What is overplanned to one person is last-minute to another. Your priority is to do what makes YOU happy taking into account the needs of the people closest to you. If everyone else around you plans 8 months in advance, you might have no choice but to begin at least some of your holiday decision-making in April. If they all wait until the last-minute, your best course might be to simply announce what your plans are as soon as you know them. If you can be flexible, you might invite people to join you and have one plan for last-minute arrivals and another for last-minute cancellations.
It might help you to look at the holiday worksheet I posted last year to plan out how much time/money you will likely need to get through the holidays. Thinking about your higher level life goals a la Stever Robbins may also be appropriate here.
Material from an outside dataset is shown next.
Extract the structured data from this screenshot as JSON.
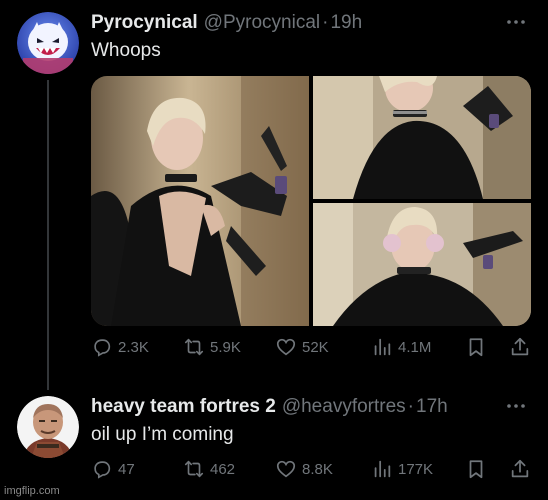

Focus in on what is most important and put all the other activities in the “optional” column.
Once you have in your head the plan that makes YOU happy, then step back, relax and let everyone else do what makes them happy. Perhaps the person Christmas shopping in July really enjoys starting that early. If so, let them have it! I won’t start until after Thanksgiving. And both of us can have a wonderful holiday!
I thought a few personal anecdotes would bring home the diversity of holiday preparation strategies out there:
“Rule #1 of being a crafty chick: NEVER volunteer your services for the holidays.
My room has turned into freaking Jo-Ann Fabrics after offering up knitted accessories for Christmas gifts.”
–Brittney in Chicago, “Never Again: The Christmas Saga (To Be Continued),“ Standards Are For People Who Have Options blog, October 4, 2010
“I have officially declared that THIS year is the year of “handmade Christmas” and got all excited and started making IMMENSE plans. I mean, we are talking EPIC.
And thus I have begun.
Please spare me the discussions of, ”But it is October!” and the infamous, “You’ll have a two-week-old at Christmas!”
I KNOW! That is why it is vital that I have already begun my preparations. DUH!”
–The Ing Family blog, “Christmas Part II,” October 4, 2010
“About a decade ago, I was the perfectionist Christmas fairy. I started mailing out cards before Thanksgiving. I made dozens of batches of rolled-out sugar cookies, so that I could choose the most symmetrically shaped ones, scraping off the excess frosting with the back of a spoon to keep it all smooth. And I spent so much money on gifts for everyone I had ever met —just to make sure I didn’t miss one — that I mostly ate rice and beans all of January. . .
The thing is — I didn’t really enjoy those Christmases past, when I gave my spirit to the season so entirely that I nearly passed out. It all felt so obligatory. . . .”
– Shauna James Ahern a.k.a. The Gluten-Free Girl, “Quiet on Christmas Eve,” December 24, 2007.
So, whatever you decide to do (or not do) about your holiday preparations this year, I hope that Ruly can be a place of refuge for you where you can get some fun ideas, some organizing help and useful advice, and some motivation and share your own projects, to-do lists and stories. If I start stressing you out, please let me know and if you have any suggestions or specific questions you would like to see addressed, please let me know in the comments or drop me a line at firstname.lastname@example.org.
Breathe. Relax. Enjoy October!